[REQUIRED WORK]
Within the records that follow, find every line containing the string "MyCompany". Copy those lines.

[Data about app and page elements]
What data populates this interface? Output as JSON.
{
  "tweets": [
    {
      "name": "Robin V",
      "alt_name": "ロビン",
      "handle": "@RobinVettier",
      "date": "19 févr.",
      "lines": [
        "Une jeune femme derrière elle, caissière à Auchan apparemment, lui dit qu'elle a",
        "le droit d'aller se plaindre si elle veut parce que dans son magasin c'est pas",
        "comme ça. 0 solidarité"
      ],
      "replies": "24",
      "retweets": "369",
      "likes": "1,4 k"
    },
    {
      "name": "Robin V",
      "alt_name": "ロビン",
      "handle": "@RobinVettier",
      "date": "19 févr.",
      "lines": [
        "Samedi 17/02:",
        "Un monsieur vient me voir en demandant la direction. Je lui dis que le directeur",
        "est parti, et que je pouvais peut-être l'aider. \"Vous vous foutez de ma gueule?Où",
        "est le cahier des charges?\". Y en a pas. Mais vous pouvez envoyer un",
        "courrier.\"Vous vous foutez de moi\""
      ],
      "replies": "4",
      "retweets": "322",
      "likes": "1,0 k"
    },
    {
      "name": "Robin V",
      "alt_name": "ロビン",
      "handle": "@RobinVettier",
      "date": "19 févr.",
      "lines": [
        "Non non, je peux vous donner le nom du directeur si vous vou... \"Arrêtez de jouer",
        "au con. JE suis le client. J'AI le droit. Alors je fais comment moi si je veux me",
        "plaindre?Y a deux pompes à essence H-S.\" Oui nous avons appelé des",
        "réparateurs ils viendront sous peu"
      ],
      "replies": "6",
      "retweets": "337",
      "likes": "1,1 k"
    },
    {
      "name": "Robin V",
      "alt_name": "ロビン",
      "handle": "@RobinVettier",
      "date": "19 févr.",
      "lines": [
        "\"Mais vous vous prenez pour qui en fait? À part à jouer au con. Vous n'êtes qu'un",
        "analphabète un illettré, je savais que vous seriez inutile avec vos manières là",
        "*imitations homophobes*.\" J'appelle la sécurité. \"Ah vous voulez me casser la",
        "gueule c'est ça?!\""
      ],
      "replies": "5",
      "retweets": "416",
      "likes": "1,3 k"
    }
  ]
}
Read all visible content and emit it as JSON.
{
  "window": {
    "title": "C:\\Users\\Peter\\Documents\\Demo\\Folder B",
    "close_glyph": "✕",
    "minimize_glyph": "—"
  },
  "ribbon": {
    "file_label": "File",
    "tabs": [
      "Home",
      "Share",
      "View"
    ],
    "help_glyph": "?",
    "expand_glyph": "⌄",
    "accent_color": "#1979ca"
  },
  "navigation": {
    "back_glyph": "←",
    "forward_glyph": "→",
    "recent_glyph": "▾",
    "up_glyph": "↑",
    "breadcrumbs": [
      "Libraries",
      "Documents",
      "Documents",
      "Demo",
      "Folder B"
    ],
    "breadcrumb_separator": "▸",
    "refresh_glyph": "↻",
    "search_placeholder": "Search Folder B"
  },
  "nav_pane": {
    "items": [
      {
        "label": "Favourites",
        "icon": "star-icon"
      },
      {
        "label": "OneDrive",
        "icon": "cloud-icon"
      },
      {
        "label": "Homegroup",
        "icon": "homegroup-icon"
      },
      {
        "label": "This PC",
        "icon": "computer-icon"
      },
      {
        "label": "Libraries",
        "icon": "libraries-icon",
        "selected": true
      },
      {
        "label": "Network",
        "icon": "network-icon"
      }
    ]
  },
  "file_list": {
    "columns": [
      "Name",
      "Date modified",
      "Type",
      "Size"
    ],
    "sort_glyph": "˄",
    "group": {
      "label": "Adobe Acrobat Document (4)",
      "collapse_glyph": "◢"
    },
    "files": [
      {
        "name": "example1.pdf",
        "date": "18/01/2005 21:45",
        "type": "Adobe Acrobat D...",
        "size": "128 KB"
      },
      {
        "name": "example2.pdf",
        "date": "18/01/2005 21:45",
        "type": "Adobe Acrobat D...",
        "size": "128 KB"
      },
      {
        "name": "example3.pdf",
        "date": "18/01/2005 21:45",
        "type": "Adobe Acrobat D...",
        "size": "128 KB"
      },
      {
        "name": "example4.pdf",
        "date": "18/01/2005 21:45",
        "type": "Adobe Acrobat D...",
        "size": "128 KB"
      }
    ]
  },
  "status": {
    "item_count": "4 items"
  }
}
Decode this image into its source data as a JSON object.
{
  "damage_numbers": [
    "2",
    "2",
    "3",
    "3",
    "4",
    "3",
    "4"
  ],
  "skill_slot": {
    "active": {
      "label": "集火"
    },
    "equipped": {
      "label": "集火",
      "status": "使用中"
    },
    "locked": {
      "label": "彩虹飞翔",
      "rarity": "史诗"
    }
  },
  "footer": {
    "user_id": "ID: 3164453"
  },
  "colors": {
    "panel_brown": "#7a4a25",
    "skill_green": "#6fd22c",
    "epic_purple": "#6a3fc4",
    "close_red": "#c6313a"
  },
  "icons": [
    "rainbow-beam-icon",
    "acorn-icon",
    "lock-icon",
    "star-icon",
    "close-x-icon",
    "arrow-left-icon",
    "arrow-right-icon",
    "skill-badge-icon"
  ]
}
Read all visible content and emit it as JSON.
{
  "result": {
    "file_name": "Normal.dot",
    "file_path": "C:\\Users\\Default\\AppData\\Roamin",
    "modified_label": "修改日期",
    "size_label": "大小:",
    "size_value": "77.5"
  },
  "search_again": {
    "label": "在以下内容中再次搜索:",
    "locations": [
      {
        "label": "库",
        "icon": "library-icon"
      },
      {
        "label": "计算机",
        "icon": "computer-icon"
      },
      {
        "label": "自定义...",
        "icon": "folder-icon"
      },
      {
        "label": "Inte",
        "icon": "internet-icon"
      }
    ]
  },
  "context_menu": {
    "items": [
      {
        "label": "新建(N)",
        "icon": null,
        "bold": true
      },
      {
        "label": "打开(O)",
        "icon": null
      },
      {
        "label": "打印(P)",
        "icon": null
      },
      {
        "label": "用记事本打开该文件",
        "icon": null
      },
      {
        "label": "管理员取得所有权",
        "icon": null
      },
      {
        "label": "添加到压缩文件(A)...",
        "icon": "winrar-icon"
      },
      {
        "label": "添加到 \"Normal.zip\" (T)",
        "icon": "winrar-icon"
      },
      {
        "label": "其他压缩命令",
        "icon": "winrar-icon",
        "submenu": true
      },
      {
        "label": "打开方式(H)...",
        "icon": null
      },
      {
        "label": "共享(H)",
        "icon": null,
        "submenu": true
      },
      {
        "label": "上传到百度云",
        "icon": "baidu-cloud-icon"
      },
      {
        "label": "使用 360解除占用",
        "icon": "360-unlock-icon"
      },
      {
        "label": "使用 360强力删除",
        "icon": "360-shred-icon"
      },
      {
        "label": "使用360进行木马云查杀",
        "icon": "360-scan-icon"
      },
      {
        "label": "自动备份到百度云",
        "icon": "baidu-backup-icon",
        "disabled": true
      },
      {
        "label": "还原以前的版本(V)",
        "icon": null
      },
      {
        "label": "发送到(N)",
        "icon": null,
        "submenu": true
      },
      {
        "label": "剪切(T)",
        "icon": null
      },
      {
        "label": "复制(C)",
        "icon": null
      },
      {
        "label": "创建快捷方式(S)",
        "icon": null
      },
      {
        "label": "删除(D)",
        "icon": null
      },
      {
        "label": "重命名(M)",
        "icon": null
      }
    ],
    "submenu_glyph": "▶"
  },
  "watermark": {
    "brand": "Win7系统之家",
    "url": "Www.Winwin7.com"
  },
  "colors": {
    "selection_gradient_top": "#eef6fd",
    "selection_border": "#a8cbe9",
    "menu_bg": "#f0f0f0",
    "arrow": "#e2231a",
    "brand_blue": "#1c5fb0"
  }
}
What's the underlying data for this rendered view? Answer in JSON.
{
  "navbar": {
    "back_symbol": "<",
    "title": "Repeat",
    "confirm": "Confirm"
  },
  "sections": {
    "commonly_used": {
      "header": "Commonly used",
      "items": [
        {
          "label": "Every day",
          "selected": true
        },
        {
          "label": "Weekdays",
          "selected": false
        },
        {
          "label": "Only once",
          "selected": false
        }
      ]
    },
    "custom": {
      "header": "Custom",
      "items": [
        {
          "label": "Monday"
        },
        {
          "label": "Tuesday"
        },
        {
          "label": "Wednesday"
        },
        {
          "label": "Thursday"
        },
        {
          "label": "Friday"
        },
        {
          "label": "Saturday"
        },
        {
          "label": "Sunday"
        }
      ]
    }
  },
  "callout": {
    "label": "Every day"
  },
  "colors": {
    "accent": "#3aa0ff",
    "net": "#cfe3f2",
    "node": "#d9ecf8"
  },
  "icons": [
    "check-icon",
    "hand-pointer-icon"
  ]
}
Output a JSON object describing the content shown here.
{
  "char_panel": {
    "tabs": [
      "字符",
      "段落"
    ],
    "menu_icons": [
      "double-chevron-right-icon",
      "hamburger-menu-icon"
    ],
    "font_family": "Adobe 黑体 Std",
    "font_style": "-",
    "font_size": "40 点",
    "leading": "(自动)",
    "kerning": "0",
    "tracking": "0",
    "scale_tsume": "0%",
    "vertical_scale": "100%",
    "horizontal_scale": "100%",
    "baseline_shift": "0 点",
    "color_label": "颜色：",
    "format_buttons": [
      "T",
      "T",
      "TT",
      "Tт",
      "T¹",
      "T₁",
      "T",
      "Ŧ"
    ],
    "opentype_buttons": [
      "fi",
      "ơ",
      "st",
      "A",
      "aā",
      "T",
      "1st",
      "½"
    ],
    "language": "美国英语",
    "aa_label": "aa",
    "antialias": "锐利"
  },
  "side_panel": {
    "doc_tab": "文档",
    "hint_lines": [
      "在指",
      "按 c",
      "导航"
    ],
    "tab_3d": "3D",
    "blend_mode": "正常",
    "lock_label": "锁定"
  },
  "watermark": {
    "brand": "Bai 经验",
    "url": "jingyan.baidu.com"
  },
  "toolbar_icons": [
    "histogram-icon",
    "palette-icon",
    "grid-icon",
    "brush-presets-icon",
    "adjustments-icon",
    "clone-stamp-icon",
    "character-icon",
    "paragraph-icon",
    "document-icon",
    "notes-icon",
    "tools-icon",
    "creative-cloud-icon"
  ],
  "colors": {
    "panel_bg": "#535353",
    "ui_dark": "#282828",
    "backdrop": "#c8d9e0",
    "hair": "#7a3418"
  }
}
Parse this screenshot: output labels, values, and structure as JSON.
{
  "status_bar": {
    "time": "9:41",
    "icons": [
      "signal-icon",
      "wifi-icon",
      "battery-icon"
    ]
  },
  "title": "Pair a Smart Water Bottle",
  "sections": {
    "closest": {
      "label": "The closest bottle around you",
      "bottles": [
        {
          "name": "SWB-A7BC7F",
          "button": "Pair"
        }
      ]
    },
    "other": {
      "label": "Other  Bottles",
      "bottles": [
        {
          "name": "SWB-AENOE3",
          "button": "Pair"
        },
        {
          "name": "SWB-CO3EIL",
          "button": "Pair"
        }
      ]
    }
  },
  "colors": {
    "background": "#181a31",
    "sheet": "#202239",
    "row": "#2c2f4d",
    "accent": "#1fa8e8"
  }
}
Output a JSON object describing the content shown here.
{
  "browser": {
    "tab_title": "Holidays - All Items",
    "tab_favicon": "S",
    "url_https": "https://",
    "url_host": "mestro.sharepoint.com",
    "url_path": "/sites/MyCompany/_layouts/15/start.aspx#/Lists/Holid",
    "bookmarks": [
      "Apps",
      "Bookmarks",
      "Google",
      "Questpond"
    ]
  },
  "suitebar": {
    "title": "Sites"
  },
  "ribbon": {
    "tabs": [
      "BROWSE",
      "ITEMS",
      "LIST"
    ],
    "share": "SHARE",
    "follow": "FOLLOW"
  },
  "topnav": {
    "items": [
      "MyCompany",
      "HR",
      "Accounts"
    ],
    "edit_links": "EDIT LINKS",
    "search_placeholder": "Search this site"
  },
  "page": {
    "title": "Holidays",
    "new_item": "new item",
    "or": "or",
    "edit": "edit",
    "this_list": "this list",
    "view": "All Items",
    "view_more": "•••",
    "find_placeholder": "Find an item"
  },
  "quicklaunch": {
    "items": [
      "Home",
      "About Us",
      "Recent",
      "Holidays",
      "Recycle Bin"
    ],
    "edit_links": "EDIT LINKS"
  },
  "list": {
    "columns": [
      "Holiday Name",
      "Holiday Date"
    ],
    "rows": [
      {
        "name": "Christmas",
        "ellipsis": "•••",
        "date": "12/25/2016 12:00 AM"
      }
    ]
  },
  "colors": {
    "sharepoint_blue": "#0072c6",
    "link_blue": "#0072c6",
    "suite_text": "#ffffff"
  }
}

[RESULT BELOW]
    "url_path": "/sites/MyCompany/_layouts/15/start.aspx#/Lists/Holid",
      "MyCompany",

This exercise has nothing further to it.